• [To do] Write every line below out again, exactly as given, but leave out the pictures.

• [Supplied material]

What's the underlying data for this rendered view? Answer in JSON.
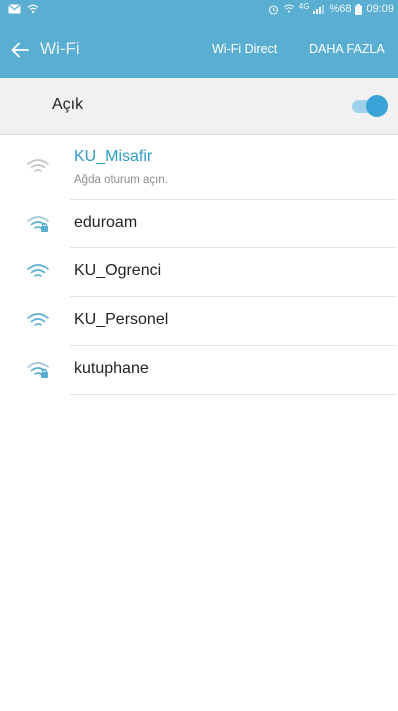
{
  "status_bar": {
    "battery": "%68",
    "time": "09:09",
    "network_type": "4G"
  },
  "header": {
    "back_icon": "arrow-left-icon",
    "title": "Wi-Fi",
    "actions": [
      "Wi-Fi Direct",
      "DAHA FAZLA"
    ]
  },
  "master_switch": {
    "label": "Açık",
    "state": "on"
  },
  "networks": [
    {
      "name": "KU_Misafir",
      "subtitle": "Ağda oturum açın.",
      "secured": false,
      "highlighted": true
    },
    {
      "name": "eduroam",
      "subtitle": "",
      "secured": true,
      "highlighted": false
    },
    {
      "name": "KU_Ogrenci",
      "subtitle": "",
      "secured": false,
      "highlighted": false
    },
    {
      "name": "KU_Personel",
      "subtitle": "",
      "secured": false,
      "highlighted": false
    },
    {
      "name": "kutuphane",
      "subtitle": "",
      "secured": true,
      "highlighted": false
    }
  ],
  "colors": {
    "accent": "#5aaed2",
    "highlight": "#2e9bc4",
    "toggle_on": "#3aa3d8"
  }
}
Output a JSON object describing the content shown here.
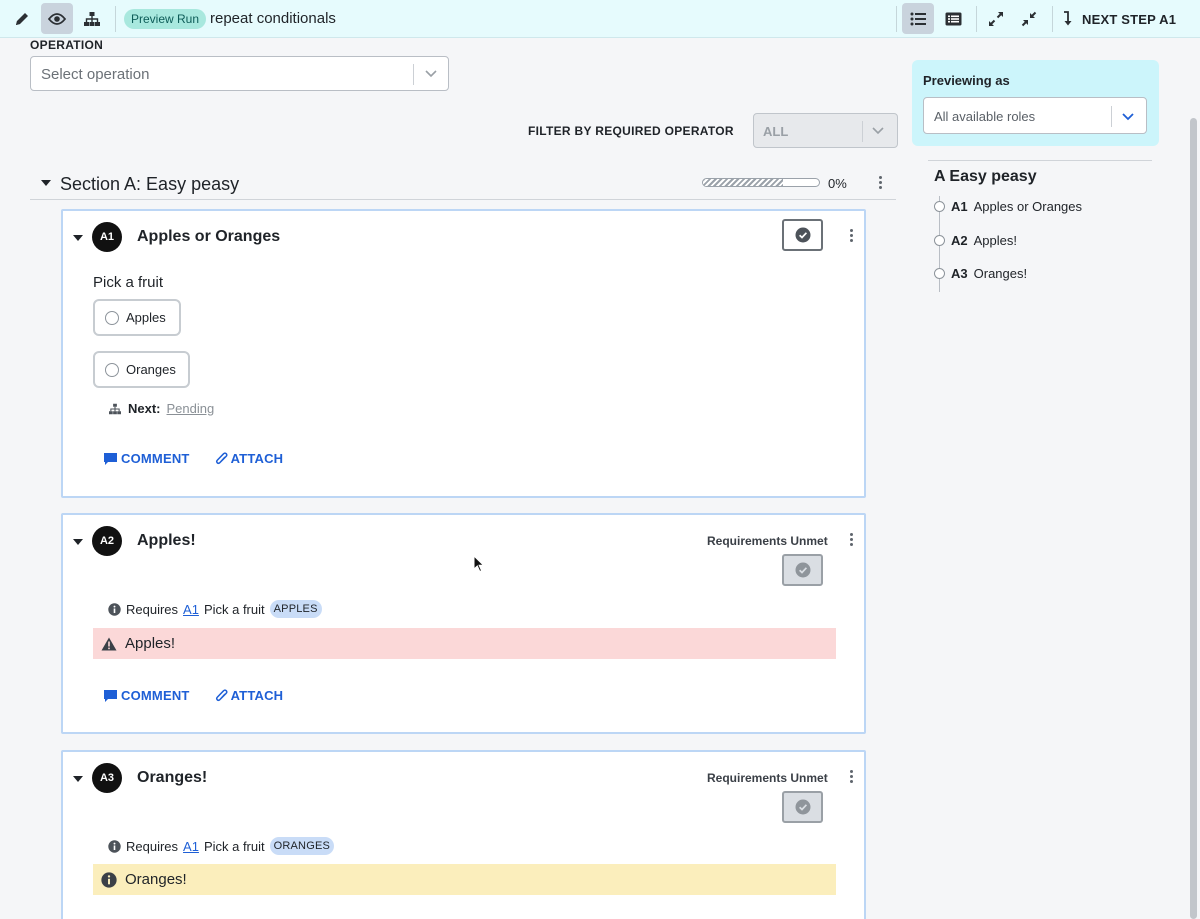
{
  "toolbar": {
    "tools": [
      {
        "icon": "pencil-icon"
      },
      {
        "icon": "eye-icon",
        "active": true
      },
      {
        "icon": "sitemap-icon"
      }
    ],
    "run_badge": "Preview Run",
    "run_title": "repeat conditionals",
    "view_buttons": [
      {
        "icon": "list-view-icon",
        "active": true
      },
      {
        "icon": "card-view-icon"
      },
      {
        "icon": "expand-icon"
      },
      {
        "icon": "collapse-icon"
      }
    ],
    "next_step_label": "NEXT STEP A1"
  },
  "operation": {
    "label": "OPERATION",
    "placeholder": "Select operation"
  },
  "filter": {
    "label": "FILTER BY REQUIRED OPERATOR",
    "value": "ALL"
  },
  "section": {
    "title": "Section A: Easy peasy",
    "progress_percent": 0,
    "progress_label": "0%"
  },
  "steps": [
    {
      "id": "A1",
      "title": "Apples or Oranges",
      "prompt": "Pick a fruit",
      "choices": [
        "Apples",
        "Oranges"
      ],
      "next_label": "Next:",
      "next_value": "Pending",
      "comment_label": "COMMENT",
      "attach_label": "ATTACH"
    },
    {
      "id": "A2",
      "title": "Apples!",
      "status": "Requirements Unmet",
      "requires_label": "Requires",
      "requires_step": "A1",
      "requires_field": "Pick a fruit",
      "requires_value": "APPLES",
      "alert_text": "Apples!",
      "alert_color": "#fbd8d8",
      "comment_label": "COMMENT",
      "attach_label": "ATTACH"
    },
    {
      "id": "A3",
      "title": "Oranges!",
      "status": "Requirements Unmet",
      "requires_label": "Requires",
      "requires_step": "A1",
      "requires_field": "Pick a fruit",
      "requires_value": "ORANGES",
      "alert_text": "Oranges!",
      "alert_color": "#fbeebc"
    }
  ],
  "preview": {
    "label": "Previewing as",
    "value": "All available roles"
  },
  "outline": {
    "title": "A Easy peasy",
    "items": [
      {
        "id": "A1",
        "label": "Apples or Oranges"
      },
      {
        "id": "A2",
        "label": "Apples!"
      },
      {
        "id": "A3",
        "label": "Oranges!"
      }
    ]
  },
  "colors": {
    "topbar_bg": "#e6fbfd",
    "accent_blue": "#1e5fd6",
    "badge_teal": "#a8e8de",
    "preview_panel": "#ccf5fb"
  }
}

• [Answer for the task]
What's the underlying data for this rendered view? Answer in JSON.
{
  "status_bar": {
    "battery": "%68",
    "time": "09:09",
    "network_type": "4G"
  },
  "header": {
    "back_icon": "arrow-left-icon",
    "title": "Wi-Fi",
    "actions": [
      "Wi-Fi Direct",
      "DAHA FAZLA"
    ]
  },
  "master_switch": {
    "label": "Açık",
    "state": "on"
  },
  "networks": [
    {
      "name": "KU_Misafir",
      "subtitle": "Ağda oturum açın.",
      "secured": false,
      "highlighted": true
    },
    {
      "name": "eduroam",
      "subtitle": "",
      "secured": true,
      "highlighted": false
    },
    {
      "name": "KU_Ogrenci",
      "subtitle": "",
      "secured": false,
      "highlighted": false
    },
    {
      "name": "KU_Personel",
      "subtitle": "",
      "secured": false,
      "highlighted": false
    },
    {
      "name": "kutuphane",
      "subtitle": "",
      "secured": true,
      "highlighted": false
    }
  ],
  "colors": {
    "accent": "#5aaed2",
    "highlight": "#2e9bc4",
    "toggle_on": "#3aa3d8"
  }
}
Output a JSON object describing the content shown here.
{
  "toolbar": {
    "tools": [
      {
        "icon": "pencil-icon"
      },
      {
        "icon": "eye-icon",
        "active": true
      },
      {
        "icon": "sitemap-icon"
      }
    ],
    "run_badge": "Preview Run",
    "run_title": "repeat conditionals",
    "view_buttons": [
      {
        "icon": "list-view-icon",
        "active": true
      },
      {
        "icon": "card-view-icon"
      },
      {
        "icon": "expand-icon"
      },
      {
        "icon": "collapse-icon"
      }
    ],
    "next_step_label": "NEXT STEP A1"
  },
  "operation": {
    "label": "OPERATION",
    "placeholder": "Select operation"
  },
  "filter": {
    "label": "FILTER BY REQUIRED OPERATOR",
    "value": "ALL"
  },
  "section": {
    "title": "Section A: Easy peasy",
    "progress_percent": 0,
    "progress_label": "0%"
  },
  "steps": [
    {
      "id": "A1",
      "title": "Apples or Oranges",
      "prompt": "Pick a fruit",
      "choices": [
        "Apples",
        "Oranges"
      ],
      "next_label": "Next:",
      "next_value": "Pending",
      "comment_label": "COMMENT",
      "attach_label": "ATTACH"
    },
    {
      "id": "A2",
      "title": "Apples!",
      "status": "Requirements Unmet",
      "requires_label": "Requires",
      "requires_step": "A1",
      "requires_field": "Pick a fruit",
      "requires_value": "APPLES",
      "alert_text": "Apples!",
      "alert_color": "#fbd8d8",
      "comment_label": "COMMENT",
      "attach_label": "ATTACH"
    },
    {
      "id": "A3",
      "title": "Oranges!",
      "status": "Requirements Unmet",
      "requires_label": "Requires",
      "requires_step": "A1",
      "requires_field": "Pick a fruit",
      "requires_value": "ORANGES",
      "alert_text": "Oranges!",
      "alert_color": "#fbeebc"
    }
  ],
  "preview": {
    "label": "Previewing as",
    "value": "All available roles"
  },
  "outline": {
    "title": "A Easy peasy",
    "items": [
      {
        "id": "A1",
        "label": "Apples or Oranges"
      },
      {
        "id": "A2",
        "label": "Apples!"
      },
      {
        "id": "A3",
        "label": "Oranges!"
      }
    ]
  },
  "colors": {
    "topbar_bg": "#e6fbfd",
    "accent_blue": "#1e5fd6",
    "badge_teal": "#a8e8de",
    "preview_panel": "#ccf5fb"
  }
}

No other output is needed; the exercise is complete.